iPad Mini: A case of necessity than change of mind

Apple has always found itself in the thick of controversy. Be it for launching revolutionary products, or for high profile missives in product launches. Apple has always been known for making strong stances regarding design and product functionality, chief among them being the display resolution.

2012 would probably go down as the year Apple made a complete turnaround on the argument over screen sizes and resolution for devices. The iPhone 5 has finally broken away from the traditional screen size Apple has always touted. The iPad Mini has taken this turn around further to the Tablets. Something Apple founder Steve Jobs had refused to do just 2 years ago in his famous “Dead on Arrival Speech”.

But why has Apple made this change, for a company that has always prided itself on making stern stances, is the 7.9” iPad Mini just a submission to the success of competitors or is there a bigger reason behind this change around. As news of Steve jobs’ own acceptance of 7”tablet in an internal email trickles down, one may have to wonder over the deeper reasons behind Apple’s change in stance.

Tablet PC Steve Jobs iPads ipad mini Apple computers 7 inch tablets

Facts of the Industry

Back in October, 2010 the tablet industry as such was still a far cry from the evolved burgeoning segment that we see today. The latest estimates from Gartner put the growth of Tablets in the next 4 years to be threefold, with over 53 Million units expected to be sold in the time to come. The most significant chunk of these devices will have screen size of 7”.

Not even Steve Jobs could’ve foreseen the growth of the Amazon Kindle Fire or the phenomenal growth of the Asus Google Nexus 7. Considering the price of these tablets are significantly lesser than an iPad and even offer greater mobility and portability to the 10” iPad , these devices have found much higher following among consumers who like to consume data on the go.

The other major driver has been the growing display innovation, making it possible to have higher and clearer displays even at smaller sizes. The iPad itself has now attained “Retina display” resolution, with the iPhone in tow; it is only a matter of time before 7”tablets also provide the same unbeatable display qualities of the larger and smaller screen devices. It seems now more than ever, a 7” iPad could do justice to Apple’s quality dictum.

Success is the only constant

Apple Loyalists may be hunting for some sort of explanation from Apple on the apparent change in stance but for Apple, the decision for a 7”display is simply logical and natural. Apple has long held the Tablet market strongly in its grasp with the iPad. Every newer version of the iPad has only furthered Apple from competition, leaving them significantly ahead of others.

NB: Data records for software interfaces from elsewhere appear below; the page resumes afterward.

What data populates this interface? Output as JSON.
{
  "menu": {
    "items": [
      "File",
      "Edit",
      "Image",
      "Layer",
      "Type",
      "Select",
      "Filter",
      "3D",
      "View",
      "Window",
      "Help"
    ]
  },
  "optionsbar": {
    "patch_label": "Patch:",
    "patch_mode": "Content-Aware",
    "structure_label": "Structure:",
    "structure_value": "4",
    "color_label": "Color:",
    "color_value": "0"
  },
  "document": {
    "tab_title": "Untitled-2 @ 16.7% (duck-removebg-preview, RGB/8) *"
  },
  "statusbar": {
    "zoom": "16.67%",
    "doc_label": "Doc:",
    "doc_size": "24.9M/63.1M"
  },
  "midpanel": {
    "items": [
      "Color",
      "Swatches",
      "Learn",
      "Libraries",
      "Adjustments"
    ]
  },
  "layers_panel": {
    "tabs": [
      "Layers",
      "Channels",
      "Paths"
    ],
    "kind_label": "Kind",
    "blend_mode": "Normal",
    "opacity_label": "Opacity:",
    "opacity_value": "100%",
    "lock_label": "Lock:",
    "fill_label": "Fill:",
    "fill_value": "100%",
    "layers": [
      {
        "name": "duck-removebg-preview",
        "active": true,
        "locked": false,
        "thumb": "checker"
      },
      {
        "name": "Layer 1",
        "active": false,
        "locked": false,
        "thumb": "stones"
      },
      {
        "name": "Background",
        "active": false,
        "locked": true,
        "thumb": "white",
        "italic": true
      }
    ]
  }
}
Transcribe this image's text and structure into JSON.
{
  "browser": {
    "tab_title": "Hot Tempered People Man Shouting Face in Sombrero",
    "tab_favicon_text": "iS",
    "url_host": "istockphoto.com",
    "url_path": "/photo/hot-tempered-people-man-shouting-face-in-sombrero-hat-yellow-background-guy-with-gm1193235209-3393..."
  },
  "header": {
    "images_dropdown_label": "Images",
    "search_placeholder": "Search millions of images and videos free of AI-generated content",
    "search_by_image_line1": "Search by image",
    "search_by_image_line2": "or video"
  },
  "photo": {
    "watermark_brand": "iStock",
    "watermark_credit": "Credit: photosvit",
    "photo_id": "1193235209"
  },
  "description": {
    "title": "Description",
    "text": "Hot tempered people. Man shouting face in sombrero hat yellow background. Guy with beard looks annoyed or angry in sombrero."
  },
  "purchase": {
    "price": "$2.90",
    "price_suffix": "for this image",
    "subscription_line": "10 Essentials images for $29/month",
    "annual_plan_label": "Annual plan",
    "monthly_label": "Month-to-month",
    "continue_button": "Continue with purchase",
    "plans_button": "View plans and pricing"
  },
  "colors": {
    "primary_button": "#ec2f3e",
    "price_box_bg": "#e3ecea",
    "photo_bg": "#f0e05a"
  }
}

The success of Nexus 7 has however shown the sheer potential that lies for Apple. Leaving aside petty stances, it is crucial for Apple now to grab the opportunity with both hands. This explains why Steve Jobs himself may have made a change in stance.

The Asus currently sells close to 1 million Nexus 7s a month, while the sales of Tab 2 and Kindle Fire are equally high, the world over. Considering the price of Nexus 7 lies at under $299, Apple needed a product that can compete in the same range.

iPad Mini price at the moment is still hefty at $329, but considering the fact that it is an iPad, the massive price premium would still be considered justified. Apple has in one sweeping motion, brought up more consumers into its fold and will also be dictating terms in the 7” tablet segment.

Operational Necessity

The tradition of changing stances regarding product segments isn’t new for Apple. Steve Jobs himself had claimed that typical users wouldn’t like viewing videos in a smaller screen, when initial proposals for the video capability for iPod were floating around. It is no surprise today that the latest iPods and iPod Nanos support videos and games and lots more.

The same change in stance happened in the introduction of iBooks, which initially Apple dismissed simply stating that ebooks were still not viable.

Amazon’s Kindle has proven the world that ebooks and books in general are still far from dead. For Apple, changes in stances are just a simple operational necessity to remain the number 1 company of all time.

Conclusion

Apple’s cult status may sometimes run into trouble among its ardent followers, when the company makes 360 degree shifts in its basic stances. The iPhone 5 and the 7” iPad mini may fall under those tough decisions that Apple had always refused to make. However Industry scenario and the drive for Apple to remain the number 1 technology firm in the world will force Apple to sometimes make such changes.

The 7” iPad Mini is a significant attempt by Apple at meeting the demands of the market as well as at holding its ground against the realities of competition.